■ PROBLEM TO SOLVE
Look through the data and write out every line with the word "contacts" in it.
=== Section Start ===
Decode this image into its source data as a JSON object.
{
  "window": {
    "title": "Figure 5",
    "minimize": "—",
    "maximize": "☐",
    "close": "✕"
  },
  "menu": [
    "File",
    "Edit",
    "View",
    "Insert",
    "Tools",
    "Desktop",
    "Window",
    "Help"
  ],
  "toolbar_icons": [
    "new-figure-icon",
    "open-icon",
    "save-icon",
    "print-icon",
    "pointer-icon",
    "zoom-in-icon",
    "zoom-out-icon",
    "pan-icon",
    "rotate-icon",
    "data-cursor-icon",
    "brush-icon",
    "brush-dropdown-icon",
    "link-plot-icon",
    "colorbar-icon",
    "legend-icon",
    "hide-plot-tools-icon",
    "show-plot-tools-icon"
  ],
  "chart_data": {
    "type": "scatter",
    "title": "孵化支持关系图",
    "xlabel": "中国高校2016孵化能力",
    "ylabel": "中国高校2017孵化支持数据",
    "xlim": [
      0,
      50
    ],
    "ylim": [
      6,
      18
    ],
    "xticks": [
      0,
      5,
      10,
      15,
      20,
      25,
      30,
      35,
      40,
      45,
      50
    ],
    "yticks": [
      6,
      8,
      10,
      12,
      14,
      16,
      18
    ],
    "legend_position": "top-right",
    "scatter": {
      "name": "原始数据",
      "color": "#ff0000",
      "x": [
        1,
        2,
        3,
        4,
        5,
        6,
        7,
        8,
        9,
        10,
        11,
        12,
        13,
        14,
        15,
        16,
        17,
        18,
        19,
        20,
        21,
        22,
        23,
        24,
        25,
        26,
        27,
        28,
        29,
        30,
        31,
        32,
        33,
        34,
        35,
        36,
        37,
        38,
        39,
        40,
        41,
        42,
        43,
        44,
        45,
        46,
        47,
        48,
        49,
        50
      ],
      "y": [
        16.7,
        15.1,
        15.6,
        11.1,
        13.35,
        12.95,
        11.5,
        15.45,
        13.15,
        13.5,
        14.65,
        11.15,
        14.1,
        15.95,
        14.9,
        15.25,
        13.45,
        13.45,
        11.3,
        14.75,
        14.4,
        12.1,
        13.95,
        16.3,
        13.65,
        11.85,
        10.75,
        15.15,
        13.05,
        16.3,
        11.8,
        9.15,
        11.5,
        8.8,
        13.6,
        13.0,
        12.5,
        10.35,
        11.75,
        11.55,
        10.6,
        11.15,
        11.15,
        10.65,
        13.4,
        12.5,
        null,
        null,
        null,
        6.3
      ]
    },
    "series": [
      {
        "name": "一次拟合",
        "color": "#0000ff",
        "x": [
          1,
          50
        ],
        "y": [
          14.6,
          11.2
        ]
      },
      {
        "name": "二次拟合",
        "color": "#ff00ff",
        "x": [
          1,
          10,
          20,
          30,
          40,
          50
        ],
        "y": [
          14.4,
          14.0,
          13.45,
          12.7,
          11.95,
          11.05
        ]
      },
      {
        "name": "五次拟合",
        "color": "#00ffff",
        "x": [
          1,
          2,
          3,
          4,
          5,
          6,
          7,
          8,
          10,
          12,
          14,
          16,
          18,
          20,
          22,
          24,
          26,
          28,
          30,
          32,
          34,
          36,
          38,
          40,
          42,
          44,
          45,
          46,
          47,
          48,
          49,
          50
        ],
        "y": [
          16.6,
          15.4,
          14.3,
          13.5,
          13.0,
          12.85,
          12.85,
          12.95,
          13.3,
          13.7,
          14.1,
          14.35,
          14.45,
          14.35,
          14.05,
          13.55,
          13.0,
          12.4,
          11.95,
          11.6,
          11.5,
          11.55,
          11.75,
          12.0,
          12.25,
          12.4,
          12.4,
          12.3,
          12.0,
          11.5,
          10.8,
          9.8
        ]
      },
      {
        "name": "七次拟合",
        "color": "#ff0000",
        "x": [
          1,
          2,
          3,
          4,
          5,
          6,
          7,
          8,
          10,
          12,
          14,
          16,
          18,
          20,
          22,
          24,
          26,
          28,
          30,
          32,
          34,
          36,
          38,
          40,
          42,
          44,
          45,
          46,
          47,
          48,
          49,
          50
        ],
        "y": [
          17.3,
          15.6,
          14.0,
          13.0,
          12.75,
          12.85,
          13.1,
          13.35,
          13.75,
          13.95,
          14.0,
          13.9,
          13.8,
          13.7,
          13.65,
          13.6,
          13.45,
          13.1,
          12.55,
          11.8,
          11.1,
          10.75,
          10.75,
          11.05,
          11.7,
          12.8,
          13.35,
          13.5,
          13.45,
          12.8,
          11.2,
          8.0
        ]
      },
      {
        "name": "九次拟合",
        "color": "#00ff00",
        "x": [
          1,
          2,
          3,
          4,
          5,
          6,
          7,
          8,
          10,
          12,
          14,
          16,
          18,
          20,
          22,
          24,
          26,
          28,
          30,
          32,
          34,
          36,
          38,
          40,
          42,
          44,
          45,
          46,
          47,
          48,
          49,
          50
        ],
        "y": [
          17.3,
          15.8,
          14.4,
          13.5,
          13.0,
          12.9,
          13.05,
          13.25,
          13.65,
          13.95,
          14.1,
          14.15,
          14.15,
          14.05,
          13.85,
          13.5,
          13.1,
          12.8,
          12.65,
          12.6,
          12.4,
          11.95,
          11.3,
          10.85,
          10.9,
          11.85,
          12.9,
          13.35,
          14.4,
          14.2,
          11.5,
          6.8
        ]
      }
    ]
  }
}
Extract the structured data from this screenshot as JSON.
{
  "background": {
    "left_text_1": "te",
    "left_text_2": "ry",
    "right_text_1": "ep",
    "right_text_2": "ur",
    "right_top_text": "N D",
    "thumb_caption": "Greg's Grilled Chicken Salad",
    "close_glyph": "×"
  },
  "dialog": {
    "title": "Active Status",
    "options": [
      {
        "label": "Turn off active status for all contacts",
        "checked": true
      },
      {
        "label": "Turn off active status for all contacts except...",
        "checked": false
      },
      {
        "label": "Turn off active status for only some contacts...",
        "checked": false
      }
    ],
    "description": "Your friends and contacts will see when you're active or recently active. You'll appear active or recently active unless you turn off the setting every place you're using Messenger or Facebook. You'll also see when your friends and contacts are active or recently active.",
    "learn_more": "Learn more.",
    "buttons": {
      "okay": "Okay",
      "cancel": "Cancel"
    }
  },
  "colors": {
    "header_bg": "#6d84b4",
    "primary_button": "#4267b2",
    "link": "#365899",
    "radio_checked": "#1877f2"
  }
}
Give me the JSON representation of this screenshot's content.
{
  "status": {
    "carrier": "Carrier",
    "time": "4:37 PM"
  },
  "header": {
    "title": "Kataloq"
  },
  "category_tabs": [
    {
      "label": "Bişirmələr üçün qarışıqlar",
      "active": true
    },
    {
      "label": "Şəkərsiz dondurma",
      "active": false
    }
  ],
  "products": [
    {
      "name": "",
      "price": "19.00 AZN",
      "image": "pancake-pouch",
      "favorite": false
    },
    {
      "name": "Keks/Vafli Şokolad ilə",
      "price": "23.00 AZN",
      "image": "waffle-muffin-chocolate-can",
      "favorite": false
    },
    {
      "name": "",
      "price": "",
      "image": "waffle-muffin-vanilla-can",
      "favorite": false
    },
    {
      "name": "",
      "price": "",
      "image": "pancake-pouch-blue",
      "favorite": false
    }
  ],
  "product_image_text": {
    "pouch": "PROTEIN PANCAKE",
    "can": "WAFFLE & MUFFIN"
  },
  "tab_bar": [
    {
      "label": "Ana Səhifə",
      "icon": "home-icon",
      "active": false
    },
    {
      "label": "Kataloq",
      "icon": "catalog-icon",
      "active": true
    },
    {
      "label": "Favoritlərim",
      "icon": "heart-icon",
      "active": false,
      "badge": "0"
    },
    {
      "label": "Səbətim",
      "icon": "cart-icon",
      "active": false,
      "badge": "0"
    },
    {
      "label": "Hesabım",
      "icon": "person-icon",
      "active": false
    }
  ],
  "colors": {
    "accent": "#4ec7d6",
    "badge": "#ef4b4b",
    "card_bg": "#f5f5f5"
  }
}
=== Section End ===
■ PROBLEM SOLUTION
        "label": "Turn off active status for all contacts",
        "label": "Turn off active status for all contacts except...",
        "label": "Turn off active status for only some contacts...",
    "description": "Your friends and contacts will see when you're active or recently active. You'll appear active or recently active unless you turn off the setting every place you're using Messenger or Facebook. You'll also see when your friends and contacts are active or recently active.",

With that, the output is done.